"OK, but I don't care; all I can say is he's doing a good job as president," Hatch said.
In an op-ed Friday in The Washington Post, George Conway, Trevor Potter and Neal Katyal blasted Hatch for his comment to CNN. Conway is a lawyer who is married to White House counselor Kellyanne Conway; Potter is a former Republican chairman of the Federal Election Commission; and Katyal is the former acting solicitor general under President Barack Obama.
"As individuals who have devoted their lives to nonpartisan enforcement of the law, we cannot think of a more dispiriting statement. Hatch is wrong about every aspect of this statement," they wrote. "The accusations against Trump come from career prosecutors in the U.S. Attorney's Office for the Southern District of New York (otherwise known as Trump's own Justice Department). But the more important point is this: We will rue the day a senator trotted out such callousness about federal felonies."
On Friday, Hatch said he regretted his comments.
"At a time when faith in so many of our institutions is at an all-time low, I regret speaking imprudently," Hatch said Friday. "I don't believe the President broke the law, but one of the core principles of our country is that no one is above the law.
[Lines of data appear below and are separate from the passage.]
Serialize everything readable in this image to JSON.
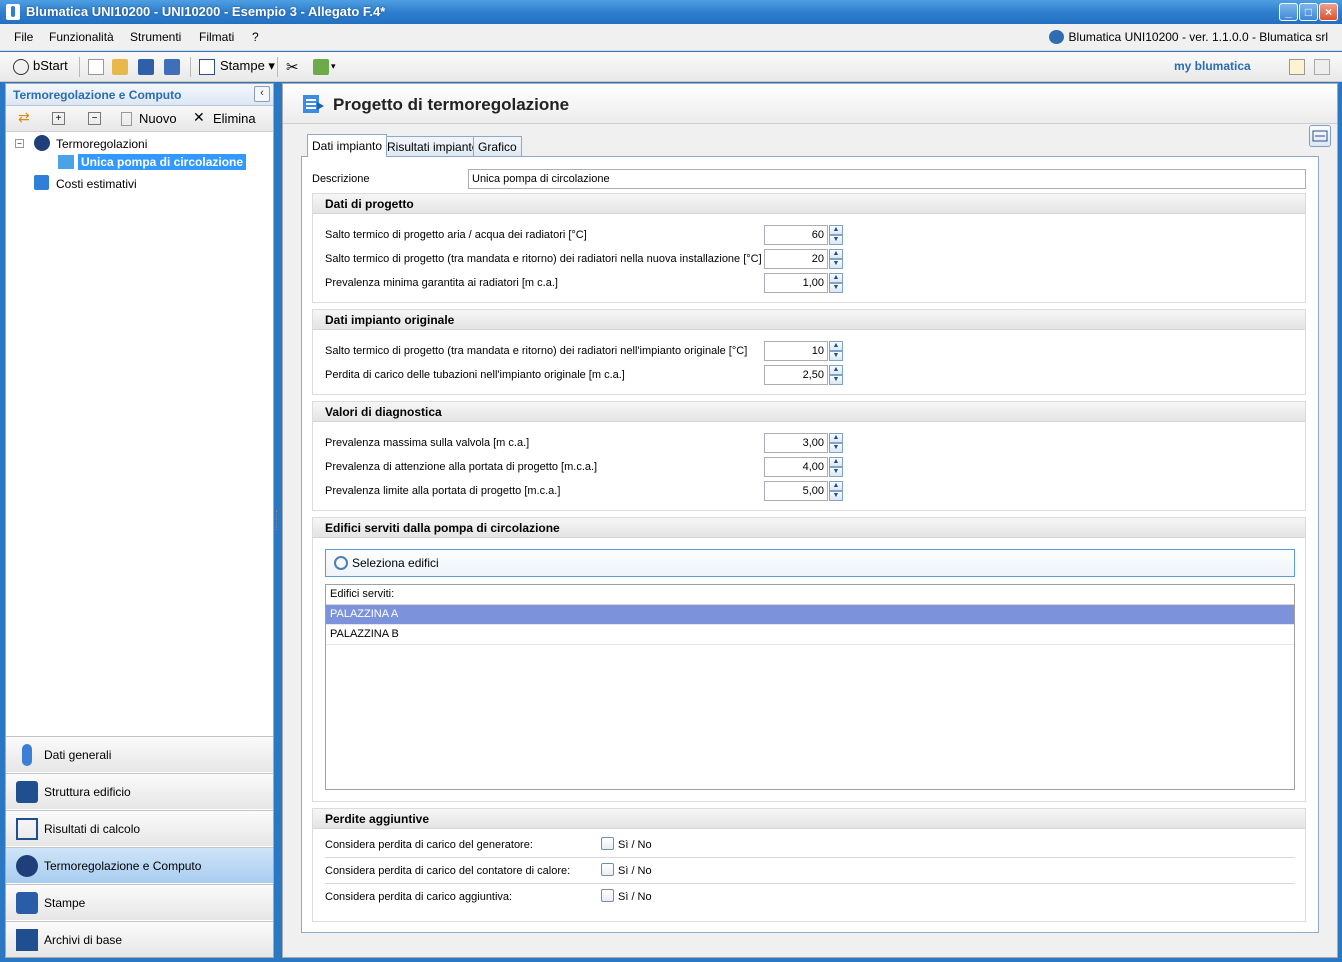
{
  "window": {
    "title": "Blumatica UNI10200 - UNI10200 - Esempio 3 - Allegato F.4*"
  },
  "menu": {
    "items": [
      "File",
      "Funzionalità",
      "Strumenti",
      "Filmati",
      "?"
    ],
    "version": "Blumatica UNI10200 - ver. 1.1.0.0 - Blumatica srl"
  },
  "toolbar": {
    "bstart": "bStart",
    "stampe": "Stampe",
    "brand": "my blumatica"
  },
  "left": {
    "header": "Termoregolazione e Computo",
    "tools": {
      "nuovo": "Nuovo",
      "elimina": "Elimina"
    },
    "tree": {
      "root": "Termoregolazioni",
      "child": "Unica pompa di circolazione",
      "costi": "Costi estimativi"
    },
    "nav": [
      "Dati generali",
      "Struttura edificio",
      "Risultati di calcolo",
      "Termoregolazione e Computo",
      "Stampe",
      "Archivi di base"
    ]
  },
  "main": {
    "title": "Progetto di termoregolazione",
    "tabs": [
      "Dati impianto",
      "Risultati impianto",
      "Grafico"
    ],
    "descrizione": {
      "label": "Descrizione",
      "value": "Unica pompa di circolazione"
    },
    "dati_progetto": {
      "title": "Dati di progetto",
      "rows": [
        {
          "label": "Salto termico di progetto aria / acqua dei radiatori [°C]",
          "value": "60"
        },
        {
          "label": "Salto termico di progetto (tra mandata e ritorno) dei radiatori nella nuova installazione [°C]",
          "value": "20"
        },
        {
          "label": "Prevalenza minima garantita ai radiatori [m c.a.]",
          "value": "1,00"
        }
      ]
    },
    "dati_originale": {
      "title": "Dati impianto originale",
      "rows": [
        {
          "label": "Salto termico di progetto (tra mandata e ritorno) dei radiatori nell'impianto originale [°C]",
          "value": "10"
        },
        {
          "label": "Perdita di carico delle tubazioni nell'impianto originale [m c.a.]",
          "value": "2,50"
        }
      ]
    },
    "diagnostica": {
      "title": "Valori di diagnostica",
      "rows": [
        {
          "label": "Prevalenza massima sulla valvola [m c.a.]",
          "value": "3,00"
        },
        {
          "label": "Prevalenza di attenzione alla portata di progetto [m.c.a.]",
          "value": "4,00"
        },
        {
          "label": "Prevalenza limite alla portata di progetto [m.c.a.]",
          "value": "5,00"
        }
      ]
    },
    "edifici": {
      "title": "Edifici serviti dalla pompa di circolazione",
      "button": "Seleziona edifici",
      "list_header": "Edifici serviti:",
      "items": [
        "PALAZZINA A",
        "PALAZZINA B"
      ]
    },
    "perdite": {
      "title": "Perdite aggiuntive",
      "rows": [
        {
          "label": "Considera perdita di carico del generatore:",
          "check": "Sì / No"
        },
        {
          "label": "Considera perdita di carico del contatore di calore:",
          "check": "Sì / No"
        },
        {
          "label": "Considera perdita di carico aggiuntiva:",
          "check": "Sì / No"
        }
      ]
    }
  }
}
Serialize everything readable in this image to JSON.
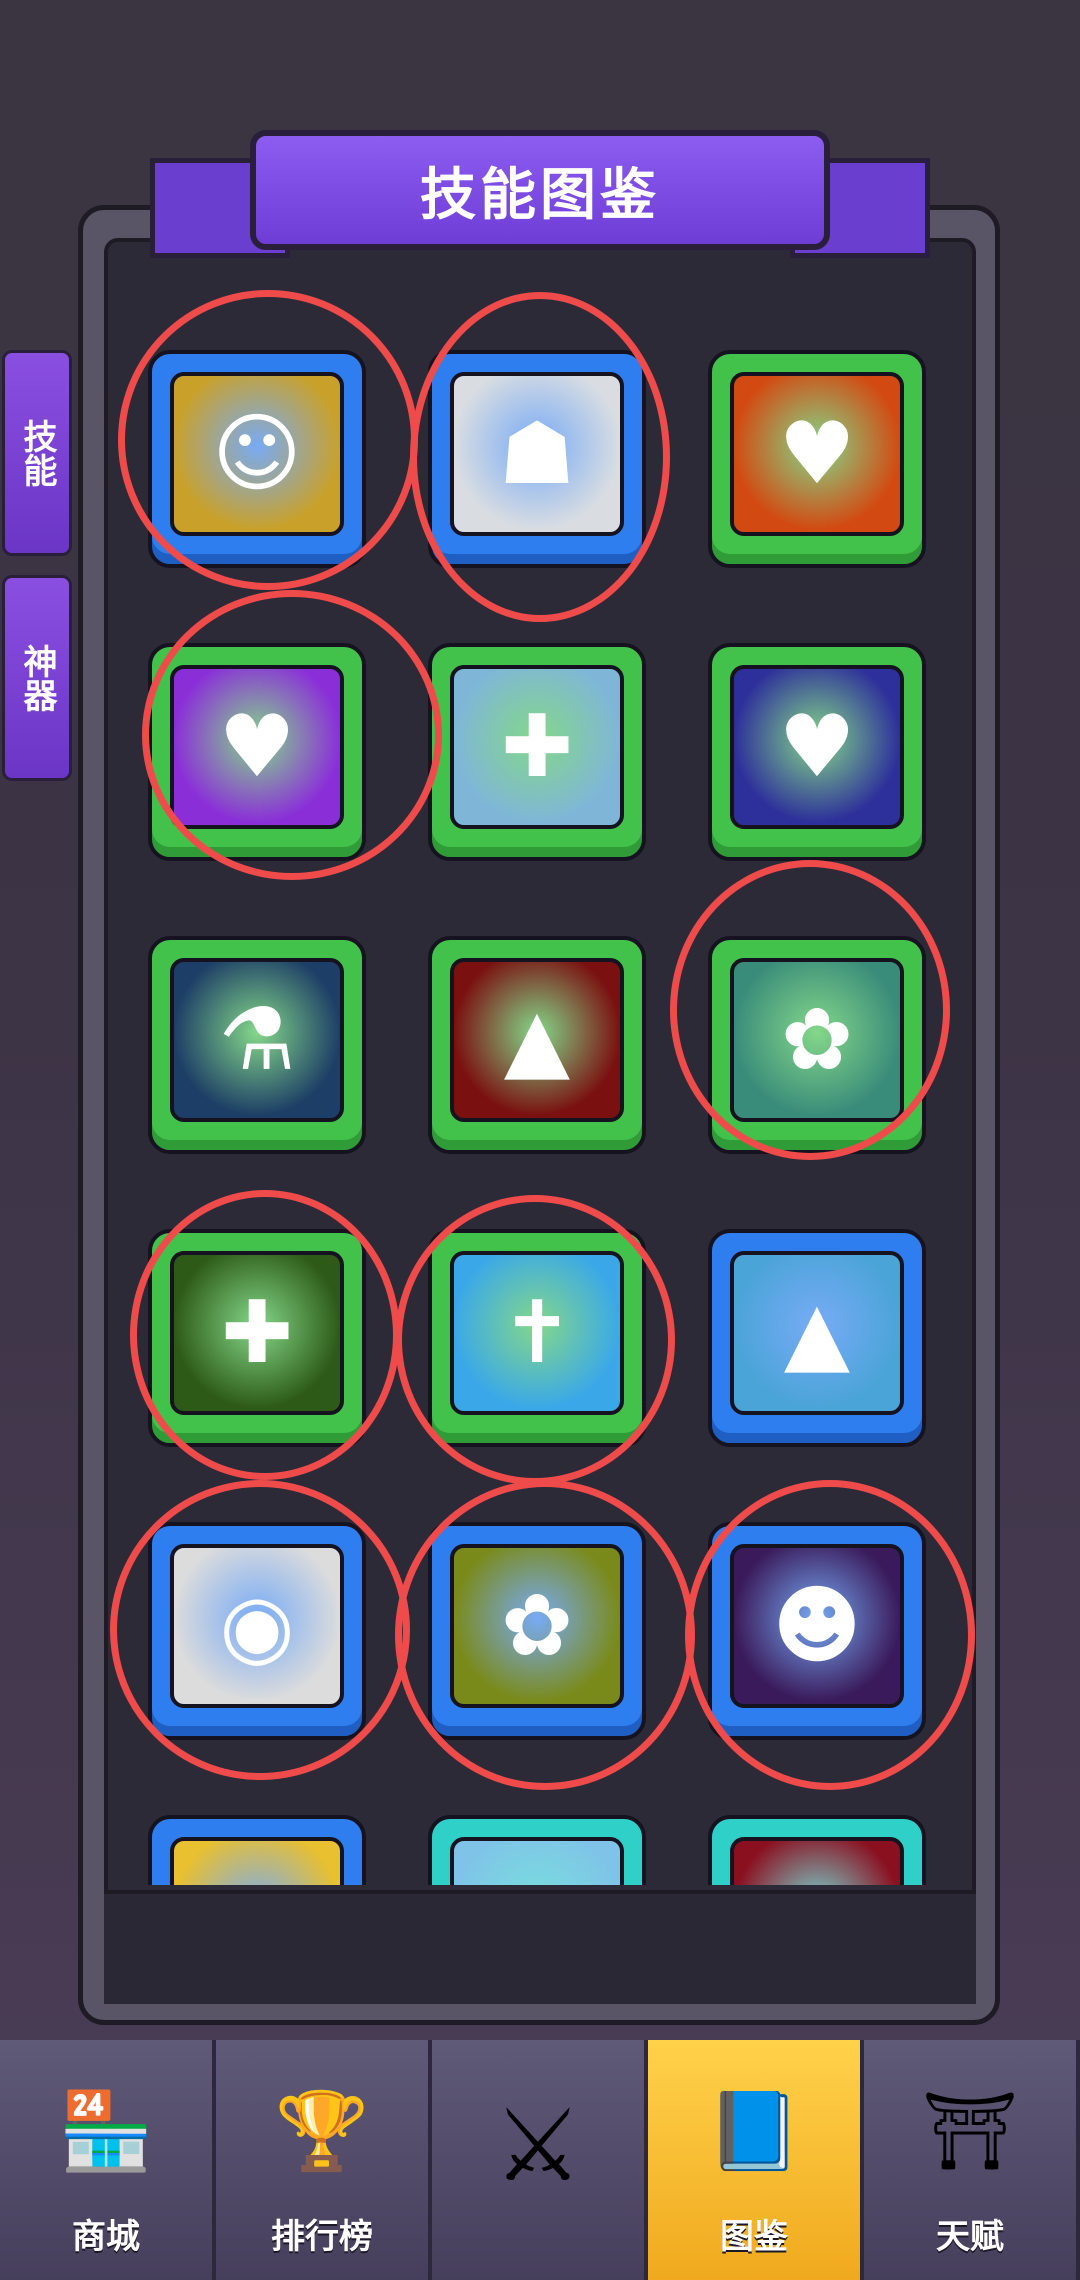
{
  "header": {
    "title": "技能图鉴"
  },
  "side_tabs": [
    {
      "label": "技能"
    },
    {
      "label": "神器"
    }
  ],
  "skills": [
    {
      "name": "yellow-figure-icon",
      "frame": "blue",
      "glyph": "☺",
      "bg": "#c9a12a"
    },
    {
      "name": "nun-icon",
      "frame": "blue",
      "glyph": "☗",
      "bg": "#d9dde2"
    },
    {
      "name": "glowing-heart-body-icon",
      "frame": "green",
      "glyph": "♥",
      "bg": "#d24a12"
    },
    {
      "name": "heart-in-hand-icon",
      "frame": "green",
      "glyph": "♥",
      "bg": "#8a2fd8"
    },
    {
      "name": "holy-cross-icon",
      "frame": "green",
      "glyph": "✚",
      "bg": "#7fb6d8"
    },
    {
      "name": "dark-heart-icon",
      "frame": "green",
      "glyph": "♥",
      "bg": "#2d2f9a"
    },
    {
      "name": "potion-icon",
      "frame": "green",
      "glyph": "⚗",
      "bg": "#1d3e66"
    },
    {
      "name": "blood-fang-icon",
      "frame": "green",
      "glyph": "▲",
      "bg": "#7a1010"
    },
    {
      "name": "green-plant-icon",
      "frame": "green",
      "glyph": "✿",
      "bg": "#3a8c7a"
    },
    {
      "name": "healing-figure-icon",
      "frame": "green",
      "glyph": "✚",
      "bg": "#2d5a16"
    },
    {
      "name": "white-cross-icon",
      "frame": "green",
      "glyph": "✝",
      "bg": "#3aa8e8"
    },
    {
      "name": "lightning-fang-icon",
      "frame": "blue",
      "glyph": "▲",
      "bg": "#4aa4d8"
    },
    {
      "name": "vortex-icon",
      "frame": "blue",
      "glyph": "◉",
      "bg": "#dcdcdc"
    },
    {
      "name": "rafflesia-icon",
      "frame": "blue",
      "glyph": "✿",
      "bg": "#7a8a1a"
    },
    {
      "name": "shadow-figure-icon",
      "frame": "blue",
      "glyph": "☻",
      "bg": "#3a1a5a"
    },
    {
      "name": "dice-icon",
      "frame": "blue",
      "glyph": "⚄",
      "bg": "#e8c030"
    },
    {
      "name": "ice-crystal-icon",
      "frame": "teal",
      "glyph": "❄",
      "bg": "#7fc4e8"
    },
    {
      "name": "red-orb-icon",
      "frame": "teal",
      "glyph": "●",
      "bg": "#8a1020"
    }
  ],
  "nav": [
    {
      "label": "商城",
      "icon": "shop-icon",
      "glyph": "🏪"
    },
    {
      "label": "排行榜",
      "icon": "trophy-icon",
      "glyph": "🏆"
    },
    {
      "label": "",
      "icon": "crossed-swords-icon",
      "glyph": "⚔"
    },
    {
      "label": "图鉴",
      "icon": "book-icon",
      "glyph": "📘"
    },
    {
      "label": "天赋",
      "icon": "gate-icon",
      "glyph": "⛩"
    }
  ],
  "active_nav_index": 3,
  "colors": {
    "annotation": "#ef4b4b",
    "accent": "#7a46dc"
  }
}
That means anyone who does break the law should face appropriate consequences."
Trump has denied any wrongdoing and the alleged affairs.
Hatch said that he believes Mueller should be able to complete his investigation into Russian interference in the 2016 election.
"I continue to believe that, and when we see Mueller's full report and the complete filings from the New York U.S. Attorney's office, we can determine the path forward,” the Utah Republican said. "While I believe the president has succeeded in a number of important policy areas, that success is separate from the validity of these investigations, which I believe should be allowed to run their course."
Hatch, who’s retiring from Congress at the end of the year since serving in it since 1977, delivered his farewell address on the Senate floor this week.